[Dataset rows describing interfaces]
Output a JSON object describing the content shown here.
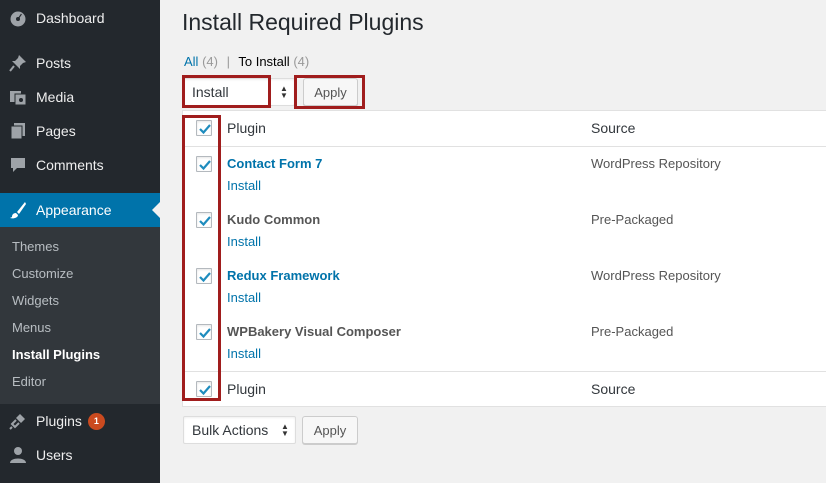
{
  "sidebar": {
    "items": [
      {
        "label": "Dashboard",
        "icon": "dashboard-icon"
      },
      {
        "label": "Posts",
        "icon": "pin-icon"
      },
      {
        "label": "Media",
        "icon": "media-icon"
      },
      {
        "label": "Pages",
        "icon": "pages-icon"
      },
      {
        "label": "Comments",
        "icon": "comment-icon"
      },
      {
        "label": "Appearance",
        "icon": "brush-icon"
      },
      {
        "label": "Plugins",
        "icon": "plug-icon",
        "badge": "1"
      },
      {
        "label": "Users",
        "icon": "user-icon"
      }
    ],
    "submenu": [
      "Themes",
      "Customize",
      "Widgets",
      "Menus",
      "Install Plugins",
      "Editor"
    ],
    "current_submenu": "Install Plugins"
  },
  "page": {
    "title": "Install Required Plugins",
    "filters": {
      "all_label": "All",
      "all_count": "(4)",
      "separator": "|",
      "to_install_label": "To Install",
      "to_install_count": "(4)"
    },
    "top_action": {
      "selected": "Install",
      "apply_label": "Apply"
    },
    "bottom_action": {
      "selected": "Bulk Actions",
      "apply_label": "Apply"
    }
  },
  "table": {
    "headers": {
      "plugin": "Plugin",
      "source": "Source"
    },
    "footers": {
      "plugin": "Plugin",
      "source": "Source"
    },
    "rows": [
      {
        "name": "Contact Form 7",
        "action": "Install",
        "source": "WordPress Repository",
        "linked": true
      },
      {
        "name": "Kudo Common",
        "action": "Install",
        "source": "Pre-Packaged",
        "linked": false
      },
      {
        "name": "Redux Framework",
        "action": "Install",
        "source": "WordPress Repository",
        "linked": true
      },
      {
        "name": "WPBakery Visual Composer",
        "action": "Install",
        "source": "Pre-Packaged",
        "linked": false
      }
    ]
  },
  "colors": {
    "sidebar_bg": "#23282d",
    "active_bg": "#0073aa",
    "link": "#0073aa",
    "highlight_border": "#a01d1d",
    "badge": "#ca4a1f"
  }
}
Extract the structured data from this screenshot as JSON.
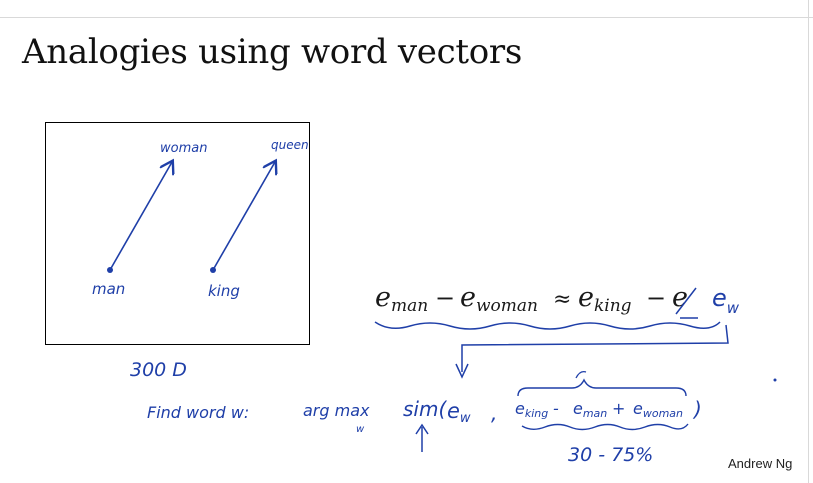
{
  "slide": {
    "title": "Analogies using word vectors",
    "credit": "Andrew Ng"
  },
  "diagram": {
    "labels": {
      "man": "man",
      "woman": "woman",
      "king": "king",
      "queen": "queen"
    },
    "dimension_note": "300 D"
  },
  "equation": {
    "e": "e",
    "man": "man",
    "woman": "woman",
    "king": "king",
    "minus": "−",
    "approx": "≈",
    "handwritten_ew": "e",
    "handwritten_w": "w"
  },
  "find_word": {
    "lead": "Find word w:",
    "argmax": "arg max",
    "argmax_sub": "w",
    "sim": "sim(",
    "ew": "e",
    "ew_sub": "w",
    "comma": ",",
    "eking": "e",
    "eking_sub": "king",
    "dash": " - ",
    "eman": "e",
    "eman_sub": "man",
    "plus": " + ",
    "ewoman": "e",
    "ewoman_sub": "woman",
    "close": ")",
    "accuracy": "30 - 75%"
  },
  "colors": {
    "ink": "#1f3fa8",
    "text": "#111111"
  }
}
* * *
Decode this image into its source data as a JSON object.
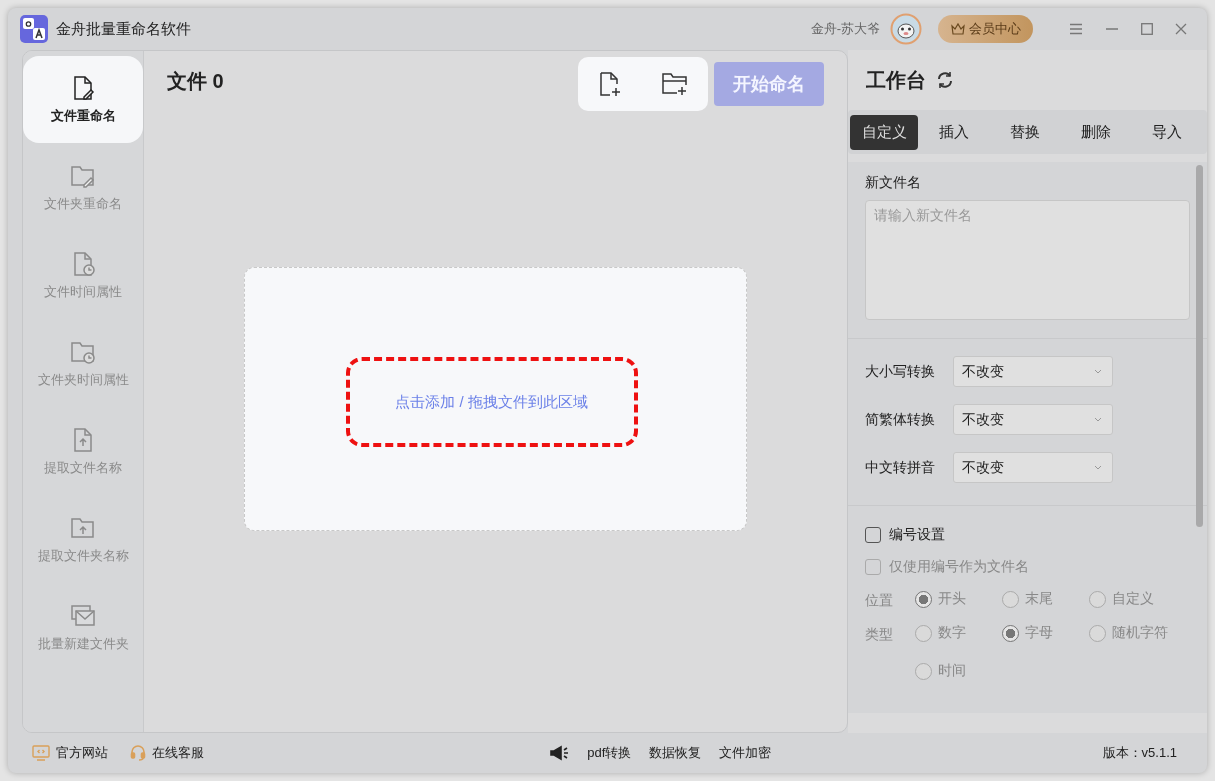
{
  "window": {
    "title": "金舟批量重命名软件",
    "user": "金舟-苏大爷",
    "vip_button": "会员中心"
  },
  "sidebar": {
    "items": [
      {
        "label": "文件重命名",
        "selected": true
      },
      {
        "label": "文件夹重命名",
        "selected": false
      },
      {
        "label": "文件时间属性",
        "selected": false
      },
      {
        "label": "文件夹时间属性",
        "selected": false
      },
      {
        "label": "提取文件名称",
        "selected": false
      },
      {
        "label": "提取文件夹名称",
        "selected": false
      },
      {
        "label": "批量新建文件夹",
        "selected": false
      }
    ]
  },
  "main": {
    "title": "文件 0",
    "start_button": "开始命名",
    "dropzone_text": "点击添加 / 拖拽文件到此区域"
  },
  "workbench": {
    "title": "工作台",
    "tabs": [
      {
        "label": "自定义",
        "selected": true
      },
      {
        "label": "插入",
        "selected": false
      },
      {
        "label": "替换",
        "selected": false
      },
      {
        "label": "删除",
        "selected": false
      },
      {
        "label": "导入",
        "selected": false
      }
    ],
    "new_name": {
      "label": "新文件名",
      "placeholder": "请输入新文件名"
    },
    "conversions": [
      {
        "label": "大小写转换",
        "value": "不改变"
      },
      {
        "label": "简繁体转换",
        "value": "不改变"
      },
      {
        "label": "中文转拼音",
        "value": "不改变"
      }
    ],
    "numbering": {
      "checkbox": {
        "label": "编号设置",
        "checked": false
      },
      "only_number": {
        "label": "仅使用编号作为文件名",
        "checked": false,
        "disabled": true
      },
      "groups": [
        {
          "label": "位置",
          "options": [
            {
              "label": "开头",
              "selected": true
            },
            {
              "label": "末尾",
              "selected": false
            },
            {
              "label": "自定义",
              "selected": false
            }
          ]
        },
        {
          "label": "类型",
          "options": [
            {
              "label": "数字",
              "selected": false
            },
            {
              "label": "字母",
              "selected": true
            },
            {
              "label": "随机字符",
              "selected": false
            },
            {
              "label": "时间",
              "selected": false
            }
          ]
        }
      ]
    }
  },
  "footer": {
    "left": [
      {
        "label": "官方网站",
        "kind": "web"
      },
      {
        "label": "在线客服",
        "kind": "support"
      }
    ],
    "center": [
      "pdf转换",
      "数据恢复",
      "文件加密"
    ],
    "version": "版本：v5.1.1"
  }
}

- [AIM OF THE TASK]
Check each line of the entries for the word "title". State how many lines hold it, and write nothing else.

- [OUTPUT FOR THIS EXERCISE]
5